Website and app data records —
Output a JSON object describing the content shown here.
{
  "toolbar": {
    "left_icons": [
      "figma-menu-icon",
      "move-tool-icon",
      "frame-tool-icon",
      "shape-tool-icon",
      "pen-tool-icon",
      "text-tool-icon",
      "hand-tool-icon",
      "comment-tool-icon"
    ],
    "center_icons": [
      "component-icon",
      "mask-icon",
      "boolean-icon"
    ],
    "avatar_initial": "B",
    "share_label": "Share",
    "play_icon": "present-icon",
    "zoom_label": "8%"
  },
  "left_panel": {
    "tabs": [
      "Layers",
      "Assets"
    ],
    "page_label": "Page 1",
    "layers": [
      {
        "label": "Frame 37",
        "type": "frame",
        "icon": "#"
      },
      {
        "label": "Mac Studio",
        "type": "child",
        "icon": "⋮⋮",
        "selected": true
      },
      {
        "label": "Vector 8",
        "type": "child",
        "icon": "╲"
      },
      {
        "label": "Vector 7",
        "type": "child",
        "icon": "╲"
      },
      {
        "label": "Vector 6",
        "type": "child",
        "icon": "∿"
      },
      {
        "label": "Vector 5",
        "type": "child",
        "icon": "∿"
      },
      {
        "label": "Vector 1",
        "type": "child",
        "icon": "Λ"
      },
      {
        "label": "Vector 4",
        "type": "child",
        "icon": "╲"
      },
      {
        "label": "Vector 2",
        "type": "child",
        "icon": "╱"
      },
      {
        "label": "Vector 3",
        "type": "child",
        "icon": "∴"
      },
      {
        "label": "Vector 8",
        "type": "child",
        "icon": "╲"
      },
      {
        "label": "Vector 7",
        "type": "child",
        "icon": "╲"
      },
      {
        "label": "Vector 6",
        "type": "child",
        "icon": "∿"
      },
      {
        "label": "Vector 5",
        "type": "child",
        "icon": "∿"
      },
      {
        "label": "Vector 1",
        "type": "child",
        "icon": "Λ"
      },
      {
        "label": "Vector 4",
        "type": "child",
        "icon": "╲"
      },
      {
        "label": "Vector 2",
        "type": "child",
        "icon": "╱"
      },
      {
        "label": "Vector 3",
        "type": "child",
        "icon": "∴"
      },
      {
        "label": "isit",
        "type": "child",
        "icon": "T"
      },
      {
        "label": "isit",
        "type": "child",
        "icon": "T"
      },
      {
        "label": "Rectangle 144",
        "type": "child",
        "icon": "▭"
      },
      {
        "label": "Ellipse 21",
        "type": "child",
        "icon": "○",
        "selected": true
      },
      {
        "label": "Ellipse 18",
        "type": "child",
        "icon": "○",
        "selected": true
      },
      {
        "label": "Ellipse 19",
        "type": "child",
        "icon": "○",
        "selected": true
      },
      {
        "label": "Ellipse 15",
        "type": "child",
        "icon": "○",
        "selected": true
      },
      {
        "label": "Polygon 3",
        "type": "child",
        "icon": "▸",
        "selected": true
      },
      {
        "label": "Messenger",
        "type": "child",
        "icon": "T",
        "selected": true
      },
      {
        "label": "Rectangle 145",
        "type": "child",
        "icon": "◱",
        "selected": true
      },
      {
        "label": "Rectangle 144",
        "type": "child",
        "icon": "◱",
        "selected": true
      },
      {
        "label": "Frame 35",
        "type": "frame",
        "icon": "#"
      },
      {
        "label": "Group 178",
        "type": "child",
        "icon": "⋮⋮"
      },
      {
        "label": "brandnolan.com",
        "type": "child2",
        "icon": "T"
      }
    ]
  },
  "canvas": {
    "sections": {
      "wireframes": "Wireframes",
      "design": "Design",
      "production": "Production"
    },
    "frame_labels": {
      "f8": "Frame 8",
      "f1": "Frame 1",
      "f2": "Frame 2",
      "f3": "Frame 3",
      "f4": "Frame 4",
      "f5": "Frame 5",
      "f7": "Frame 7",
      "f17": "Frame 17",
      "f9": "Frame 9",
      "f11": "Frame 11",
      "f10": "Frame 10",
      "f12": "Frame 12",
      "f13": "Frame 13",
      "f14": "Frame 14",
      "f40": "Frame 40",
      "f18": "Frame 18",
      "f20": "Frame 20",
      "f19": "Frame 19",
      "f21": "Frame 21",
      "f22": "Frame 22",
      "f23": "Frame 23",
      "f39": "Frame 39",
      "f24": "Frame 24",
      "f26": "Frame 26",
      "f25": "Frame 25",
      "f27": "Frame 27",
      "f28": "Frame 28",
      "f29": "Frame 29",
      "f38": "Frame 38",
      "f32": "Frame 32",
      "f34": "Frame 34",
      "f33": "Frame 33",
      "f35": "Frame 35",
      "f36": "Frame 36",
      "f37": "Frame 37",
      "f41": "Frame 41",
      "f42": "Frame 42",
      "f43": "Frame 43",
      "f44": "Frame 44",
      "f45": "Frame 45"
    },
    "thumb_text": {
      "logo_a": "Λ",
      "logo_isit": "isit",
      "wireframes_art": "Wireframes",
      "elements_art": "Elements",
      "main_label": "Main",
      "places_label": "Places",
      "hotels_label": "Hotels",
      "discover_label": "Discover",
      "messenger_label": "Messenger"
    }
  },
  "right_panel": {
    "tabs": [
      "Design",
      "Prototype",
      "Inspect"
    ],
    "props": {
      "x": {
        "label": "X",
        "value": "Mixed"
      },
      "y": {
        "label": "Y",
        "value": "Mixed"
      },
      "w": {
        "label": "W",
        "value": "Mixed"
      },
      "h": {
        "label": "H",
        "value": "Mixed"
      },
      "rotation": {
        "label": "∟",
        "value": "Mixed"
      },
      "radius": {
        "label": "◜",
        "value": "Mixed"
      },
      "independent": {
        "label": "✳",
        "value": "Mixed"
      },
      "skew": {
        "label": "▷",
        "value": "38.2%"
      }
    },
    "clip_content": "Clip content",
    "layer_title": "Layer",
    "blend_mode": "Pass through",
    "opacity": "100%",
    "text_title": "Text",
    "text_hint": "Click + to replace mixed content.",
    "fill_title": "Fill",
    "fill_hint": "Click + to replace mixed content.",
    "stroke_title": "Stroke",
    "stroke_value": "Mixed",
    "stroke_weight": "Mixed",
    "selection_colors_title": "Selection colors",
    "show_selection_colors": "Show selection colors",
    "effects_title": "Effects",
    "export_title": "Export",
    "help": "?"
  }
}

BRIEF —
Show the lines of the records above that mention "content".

RESPONSE AREA —
Output a JSON object describing the content shown here.
    "clip_content": "Clip content",
    "text_hint": "Click + to replace mixed content.",
    "fill_hint": "Click + to replace mixed content.",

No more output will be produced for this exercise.